Hedgeman joked that Maldonado likely went to sleep each night singing cadence.
The two arrived to the “Black Knight” Battalion just a month apart and became good work friends.
“It’s easy to get to know him, because he’s a meticulous person. So when something was wrong, he would tell you. He was very outgoing and very disciplined,” Hedgeman said.
“I would follow him into combat any day of the week.”
Obvious through his work was Maldonado’s dedication to service and soldiers, said Lt. Col. Michael Kielpinski, rear detachment commander for 2nd Brigade.
Maldonado’s cancer diagnosis came just months before his unit was set to deploy to Afghanistan.
Kielpinski recalled when doctors told Maldonado of the cancer, he hadn’t yet grasped the severity and asked, “Can I still deploy?”
“Most important, in addition to his service, Lupe Maldonado loved his family, and he was dearly loved in return,” Kielpinski said.

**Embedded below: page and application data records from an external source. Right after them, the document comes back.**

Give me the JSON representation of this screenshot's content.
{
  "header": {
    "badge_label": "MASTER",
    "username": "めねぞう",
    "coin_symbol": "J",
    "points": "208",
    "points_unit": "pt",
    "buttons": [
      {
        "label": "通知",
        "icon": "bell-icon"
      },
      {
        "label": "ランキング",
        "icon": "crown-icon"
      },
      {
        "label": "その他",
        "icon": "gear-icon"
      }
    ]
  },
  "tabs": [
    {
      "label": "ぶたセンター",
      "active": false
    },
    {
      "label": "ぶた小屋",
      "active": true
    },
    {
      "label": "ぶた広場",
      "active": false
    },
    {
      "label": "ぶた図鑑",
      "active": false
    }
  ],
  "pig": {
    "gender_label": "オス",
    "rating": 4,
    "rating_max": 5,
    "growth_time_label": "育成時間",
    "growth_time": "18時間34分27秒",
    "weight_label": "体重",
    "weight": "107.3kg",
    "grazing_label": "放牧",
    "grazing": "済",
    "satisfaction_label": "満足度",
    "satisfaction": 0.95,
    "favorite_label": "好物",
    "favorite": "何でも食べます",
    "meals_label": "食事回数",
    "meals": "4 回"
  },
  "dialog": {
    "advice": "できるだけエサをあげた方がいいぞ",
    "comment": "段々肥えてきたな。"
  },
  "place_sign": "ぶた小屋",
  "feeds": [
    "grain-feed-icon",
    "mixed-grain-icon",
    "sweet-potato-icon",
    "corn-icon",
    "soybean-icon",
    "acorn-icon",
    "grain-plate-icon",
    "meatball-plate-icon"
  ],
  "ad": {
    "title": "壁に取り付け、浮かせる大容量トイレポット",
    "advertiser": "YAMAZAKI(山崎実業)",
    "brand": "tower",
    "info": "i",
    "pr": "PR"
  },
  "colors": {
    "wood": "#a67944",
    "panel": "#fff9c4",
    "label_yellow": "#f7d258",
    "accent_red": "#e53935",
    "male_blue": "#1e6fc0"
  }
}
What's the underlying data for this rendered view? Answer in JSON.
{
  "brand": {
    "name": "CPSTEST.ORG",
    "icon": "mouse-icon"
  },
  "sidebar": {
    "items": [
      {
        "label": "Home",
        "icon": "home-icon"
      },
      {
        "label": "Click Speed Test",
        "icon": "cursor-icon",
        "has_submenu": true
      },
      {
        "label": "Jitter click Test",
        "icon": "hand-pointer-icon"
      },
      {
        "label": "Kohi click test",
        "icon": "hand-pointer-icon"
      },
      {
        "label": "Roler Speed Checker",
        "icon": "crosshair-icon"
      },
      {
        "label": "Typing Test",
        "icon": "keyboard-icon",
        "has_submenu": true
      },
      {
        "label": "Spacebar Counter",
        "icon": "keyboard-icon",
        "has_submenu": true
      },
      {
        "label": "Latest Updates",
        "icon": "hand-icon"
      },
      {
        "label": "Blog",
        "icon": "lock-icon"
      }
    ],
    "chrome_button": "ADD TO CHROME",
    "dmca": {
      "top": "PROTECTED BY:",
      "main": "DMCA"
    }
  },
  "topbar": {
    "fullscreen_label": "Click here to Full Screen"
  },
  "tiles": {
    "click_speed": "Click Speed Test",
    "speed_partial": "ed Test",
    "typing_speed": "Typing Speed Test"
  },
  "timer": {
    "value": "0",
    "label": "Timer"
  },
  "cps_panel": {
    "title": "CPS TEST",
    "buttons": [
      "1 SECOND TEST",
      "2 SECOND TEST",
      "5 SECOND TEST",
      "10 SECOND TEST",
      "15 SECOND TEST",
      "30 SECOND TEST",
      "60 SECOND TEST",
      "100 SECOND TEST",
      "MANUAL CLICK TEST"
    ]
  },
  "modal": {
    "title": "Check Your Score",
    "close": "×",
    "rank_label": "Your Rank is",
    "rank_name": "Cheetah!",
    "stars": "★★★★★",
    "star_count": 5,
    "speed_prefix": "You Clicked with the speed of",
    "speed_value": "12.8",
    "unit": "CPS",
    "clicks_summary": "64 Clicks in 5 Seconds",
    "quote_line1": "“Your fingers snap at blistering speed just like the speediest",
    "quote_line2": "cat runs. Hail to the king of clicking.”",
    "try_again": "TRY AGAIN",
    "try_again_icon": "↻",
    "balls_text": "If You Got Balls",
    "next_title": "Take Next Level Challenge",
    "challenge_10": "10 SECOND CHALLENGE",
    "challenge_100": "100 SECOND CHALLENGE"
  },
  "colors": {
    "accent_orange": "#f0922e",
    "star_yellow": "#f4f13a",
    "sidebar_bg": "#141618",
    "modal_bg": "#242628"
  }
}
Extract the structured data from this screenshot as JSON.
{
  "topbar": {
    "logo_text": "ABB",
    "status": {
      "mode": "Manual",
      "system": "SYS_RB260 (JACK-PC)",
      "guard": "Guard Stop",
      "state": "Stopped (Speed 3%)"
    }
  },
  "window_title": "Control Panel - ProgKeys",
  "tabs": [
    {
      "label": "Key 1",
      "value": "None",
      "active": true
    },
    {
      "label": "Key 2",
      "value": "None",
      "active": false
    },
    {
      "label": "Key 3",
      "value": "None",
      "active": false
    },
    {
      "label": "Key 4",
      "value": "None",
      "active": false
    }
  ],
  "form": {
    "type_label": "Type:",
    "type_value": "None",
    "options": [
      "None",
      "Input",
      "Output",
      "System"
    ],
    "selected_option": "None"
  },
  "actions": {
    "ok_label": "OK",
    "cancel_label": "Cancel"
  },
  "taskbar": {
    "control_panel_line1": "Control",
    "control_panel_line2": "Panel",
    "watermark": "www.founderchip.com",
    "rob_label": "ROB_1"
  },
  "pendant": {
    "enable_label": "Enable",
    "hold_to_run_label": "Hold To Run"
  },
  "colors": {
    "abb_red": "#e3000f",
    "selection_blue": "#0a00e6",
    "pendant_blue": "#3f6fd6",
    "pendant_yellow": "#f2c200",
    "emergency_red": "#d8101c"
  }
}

“When he came into my office late last year, as we talked, knowing his own fate and as dire as that fate was, his only concern was for his children.”
Hedgeman recalled sitting with the father of three one night, helping Maldonado serialize his weapons collection for his two sons to one day enjoy.
“He loved his family, especially his children. We will always remember Lupe — proud soldier, strong NCO, family man,” Hedgeman said.
Brigade chaplain Capt. John Teitman closed the memorial service by asking people to grieve together, and lean on one another for support.
“This man was part of our lives — respected, beloved — and we hurt,” Teitman said. Hurt can leave people daring to ask challenging questions beginning with the words “if” and “why.”
“We recognize that there are ultimately no satisfying answers to these thoughts,” he said.
“Be comforted by hope and healing through each other.”